DATA PROVIDED below:

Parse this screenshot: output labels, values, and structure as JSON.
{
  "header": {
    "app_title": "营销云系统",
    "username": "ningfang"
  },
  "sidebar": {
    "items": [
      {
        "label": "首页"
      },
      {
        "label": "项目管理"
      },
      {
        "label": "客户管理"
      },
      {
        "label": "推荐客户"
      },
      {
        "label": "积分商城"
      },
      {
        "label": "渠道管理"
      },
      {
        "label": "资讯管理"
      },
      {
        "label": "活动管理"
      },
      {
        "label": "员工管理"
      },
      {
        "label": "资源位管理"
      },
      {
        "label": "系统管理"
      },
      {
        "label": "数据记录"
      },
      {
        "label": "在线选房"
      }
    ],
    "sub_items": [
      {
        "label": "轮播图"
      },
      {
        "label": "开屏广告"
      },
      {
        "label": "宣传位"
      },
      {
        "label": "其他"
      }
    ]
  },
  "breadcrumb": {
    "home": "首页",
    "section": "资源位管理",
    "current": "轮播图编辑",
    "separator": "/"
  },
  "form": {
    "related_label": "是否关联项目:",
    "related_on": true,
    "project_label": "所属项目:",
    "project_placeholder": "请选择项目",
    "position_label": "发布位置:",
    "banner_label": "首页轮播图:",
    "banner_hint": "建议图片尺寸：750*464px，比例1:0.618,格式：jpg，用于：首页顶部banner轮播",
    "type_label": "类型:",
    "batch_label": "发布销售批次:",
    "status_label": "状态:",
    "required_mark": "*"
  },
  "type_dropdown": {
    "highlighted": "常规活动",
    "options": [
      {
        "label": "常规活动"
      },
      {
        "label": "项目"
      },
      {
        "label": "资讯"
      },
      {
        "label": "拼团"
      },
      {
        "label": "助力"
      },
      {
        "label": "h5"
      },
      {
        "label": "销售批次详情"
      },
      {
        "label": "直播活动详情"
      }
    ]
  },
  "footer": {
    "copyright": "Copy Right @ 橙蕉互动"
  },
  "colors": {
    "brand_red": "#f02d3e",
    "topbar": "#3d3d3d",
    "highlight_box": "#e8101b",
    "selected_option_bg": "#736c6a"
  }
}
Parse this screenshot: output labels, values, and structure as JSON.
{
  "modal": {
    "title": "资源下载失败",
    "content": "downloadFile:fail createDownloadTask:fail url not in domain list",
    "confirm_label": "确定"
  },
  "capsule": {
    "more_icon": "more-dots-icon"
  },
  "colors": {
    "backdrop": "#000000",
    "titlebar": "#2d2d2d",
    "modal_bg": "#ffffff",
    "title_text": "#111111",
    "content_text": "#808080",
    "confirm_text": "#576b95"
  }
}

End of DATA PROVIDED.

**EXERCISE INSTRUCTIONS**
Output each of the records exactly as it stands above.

**OUTPUT OF THE EXERCISE**
Parse this screenshot: output labels, values, and structure as JSON.
{
  "header": {
    "app_title": "营销云系统",
    "username": "ningfang"
  },
  "sidebar": {
    "items": [
      {
        "label": "首页"
      },
      {
        "label": "项目管理"
      },
      {
        "label": "客户管理"
      },
      {
        "label": "推荐客户"
      },
      {
        "label": "积分商城"
      },
      {
        "label": "渠道管理"
      },
      {
        "label": "资讯管理"
      },
      {
        "label": "活动管理"
      },
      {
        "label": "员工管理"
      },
      {
        "label": "资源位管理"
      },
      {
        "label": "系统管理"
      },
      {
        "label": "数据记录"
      },
      {
        "label": "在线选房"
      }
    ],
    "sub_items": [
      {
        "label": "轮播图"
      },
      {
        "label": "开屏广告"
      },
      {
        "label": "宣传位"
      },
      {
        "label": "其他"
      }
    ]
  },
  "breadcrumb": {
    "home": "首页",
    "section": "资源位管理",
    "current": "轮播图编辑",
    "separator": "/"
  },
  "form": {
    "related_label": "是否关联项目:",
    "related_on": true,
    "project_label": "所属项目:",
    "project_placeholder": "请选择项目",
    "position_label": "发布位置:",
    "banner_label": "首页轮播图:",
    "banner_hint": "建议图片尺寸：750*464px，比例1:0.618,格式：jpg，用于：首页顶部banner轮播",
    "type_label": "类型:",
    "batch_label": "发布销售批次:",
    "status_label": "状态:",
    "required_mark": "*"
  },
  "type_dropdown": {
    "highlighted": "常规活动",
    "options": [
      {
        "label": "常规活动"
      },
      {
        "label": "项目"
      },
      {
        "label": "资讯"
      },
      {
        "label": "拼团"
      },
      {
        "label": "助力"
      },
      {
        "label": "h5"
      },
      {
        "label": "销售批次详情"
      },
      {
        "label": "直播活动详情"
      }
    ]
  },
  "footer": {
    "copyright": "Copy Right @ 橙蕉互动"
  },
  "colors": {
    "brand_red": "#f02d3e",
    "topbar": "#3d3d3d",
    "highlight_box": "#e8101b",
    "selected_option_bg": "#736c6a"
  }
}
Parse this screenshot: output labels, values, and structure as JSON.
{
  "modal": {
    "title": "资源下载失败",
    "content": "downloadFile:fail createDownloadTask:fail url not in domain list",
    "confirm_label": "确定"
  },
  "capsule": {
    "more_icon": "more-dots-icon"
  },
  "colors": {
    "backdrop": "#000000",
    "titlebar": "#2d2d2d",
    "modal_bg": "#ffffff",
    "title_text": "#111111",
    "content_text": "#808080",
    "confirm_text": "#576b95"
  }
}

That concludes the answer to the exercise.